> _Problem_
Copy each line of the listing below where the word "orientation" turns up.

> _Records provided_
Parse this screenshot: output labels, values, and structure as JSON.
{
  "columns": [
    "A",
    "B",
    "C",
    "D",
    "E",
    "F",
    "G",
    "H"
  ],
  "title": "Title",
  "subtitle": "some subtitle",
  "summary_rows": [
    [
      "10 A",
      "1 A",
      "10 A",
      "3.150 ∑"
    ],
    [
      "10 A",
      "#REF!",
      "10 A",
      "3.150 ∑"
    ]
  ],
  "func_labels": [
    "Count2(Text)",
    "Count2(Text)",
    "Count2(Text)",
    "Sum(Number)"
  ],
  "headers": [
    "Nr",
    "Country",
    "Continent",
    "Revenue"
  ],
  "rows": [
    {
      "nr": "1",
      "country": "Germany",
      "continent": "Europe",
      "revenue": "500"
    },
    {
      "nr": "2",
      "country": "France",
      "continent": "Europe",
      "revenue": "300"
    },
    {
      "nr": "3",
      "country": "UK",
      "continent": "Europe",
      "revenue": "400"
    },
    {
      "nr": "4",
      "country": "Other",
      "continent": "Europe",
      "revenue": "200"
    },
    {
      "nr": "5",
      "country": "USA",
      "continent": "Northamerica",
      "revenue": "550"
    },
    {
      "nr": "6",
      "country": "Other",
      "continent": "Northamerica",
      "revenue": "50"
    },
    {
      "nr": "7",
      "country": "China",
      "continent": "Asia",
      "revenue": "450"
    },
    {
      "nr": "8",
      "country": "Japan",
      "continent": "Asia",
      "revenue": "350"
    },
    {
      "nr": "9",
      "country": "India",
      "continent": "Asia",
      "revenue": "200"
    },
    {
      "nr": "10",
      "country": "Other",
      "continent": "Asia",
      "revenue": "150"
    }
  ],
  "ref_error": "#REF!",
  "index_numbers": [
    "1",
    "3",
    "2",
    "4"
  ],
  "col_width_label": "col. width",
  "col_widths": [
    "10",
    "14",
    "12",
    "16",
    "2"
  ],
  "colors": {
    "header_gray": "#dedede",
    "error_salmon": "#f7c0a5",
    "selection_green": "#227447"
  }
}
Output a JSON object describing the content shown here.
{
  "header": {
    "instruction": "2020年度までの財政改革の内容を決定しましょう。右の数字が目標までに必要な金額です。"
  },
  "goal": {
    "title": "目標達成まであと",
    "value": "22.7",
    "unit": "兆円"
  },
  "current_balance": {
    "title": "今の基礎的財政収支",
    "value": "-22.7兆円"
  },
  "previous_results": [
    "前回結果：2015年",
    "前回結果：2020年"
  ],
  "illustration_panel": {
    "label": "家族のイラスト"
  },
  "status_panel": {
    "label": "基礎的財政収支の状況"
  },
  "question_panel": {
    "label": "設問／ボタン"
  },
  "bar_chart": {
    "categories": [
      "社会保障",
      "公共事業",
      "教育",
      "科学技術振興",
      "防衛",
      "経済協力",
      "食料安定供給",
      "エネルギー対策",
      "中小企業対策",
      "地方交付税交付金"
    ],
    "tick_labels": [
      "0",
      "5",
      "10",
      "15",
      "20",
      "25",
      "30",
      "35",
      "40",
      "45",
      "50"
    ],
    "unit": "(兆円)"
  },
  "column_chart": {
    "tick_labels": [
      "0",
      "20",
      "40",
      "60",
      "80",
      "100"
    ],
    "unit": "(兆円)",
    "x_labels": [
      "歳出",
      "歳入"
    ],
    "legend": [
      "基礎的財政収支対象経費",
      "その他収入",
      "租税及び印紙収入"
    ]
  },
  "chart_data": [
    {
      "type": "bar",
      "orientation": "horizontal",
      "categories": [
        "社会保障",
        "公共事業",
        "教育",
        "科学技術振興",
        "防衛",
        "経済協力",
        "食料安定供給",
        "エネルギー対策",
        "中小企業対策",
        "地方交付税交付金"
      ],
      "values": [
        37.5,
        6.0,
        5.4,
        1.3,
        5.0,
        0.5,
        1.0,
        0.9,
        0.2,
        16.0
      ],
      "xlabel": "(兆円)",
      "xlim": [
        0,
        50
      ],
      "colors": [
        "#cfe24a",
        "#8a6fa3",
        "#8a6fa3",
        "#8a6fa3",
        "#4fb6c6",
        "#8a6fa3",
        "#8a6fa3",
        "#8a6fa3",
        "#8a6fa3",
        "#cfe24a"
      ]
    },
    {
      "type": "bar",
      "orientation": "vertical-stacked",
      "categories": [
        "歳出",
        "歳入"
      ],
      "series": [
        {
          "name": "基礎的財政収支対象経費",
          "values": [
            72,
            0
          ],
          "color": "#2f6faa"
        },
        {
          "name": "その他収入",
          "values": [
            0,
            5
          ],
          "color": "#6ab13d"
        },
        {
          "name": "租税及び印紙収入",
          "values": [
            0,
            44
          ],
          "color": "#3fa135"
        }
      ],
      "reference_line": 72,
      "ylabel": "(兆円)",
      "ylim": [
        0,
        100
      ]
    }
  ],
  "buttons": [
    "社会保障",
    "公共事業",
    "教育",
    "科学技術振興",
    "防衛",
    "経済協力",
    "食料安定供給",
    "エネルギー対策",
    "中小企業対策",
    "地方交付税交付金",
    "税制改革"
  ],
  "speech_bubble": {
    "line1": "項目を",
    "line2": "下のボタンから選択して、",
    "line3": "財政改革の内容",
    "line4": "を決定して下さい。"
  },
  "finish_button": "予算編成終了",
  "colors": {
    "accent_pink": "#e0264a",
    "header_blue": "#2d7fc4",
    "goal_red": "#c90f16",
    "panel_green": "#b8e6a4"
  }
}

> _Solution to this problem_
      "orientation": "horizontal",
      "orientation": "vertical-stacked",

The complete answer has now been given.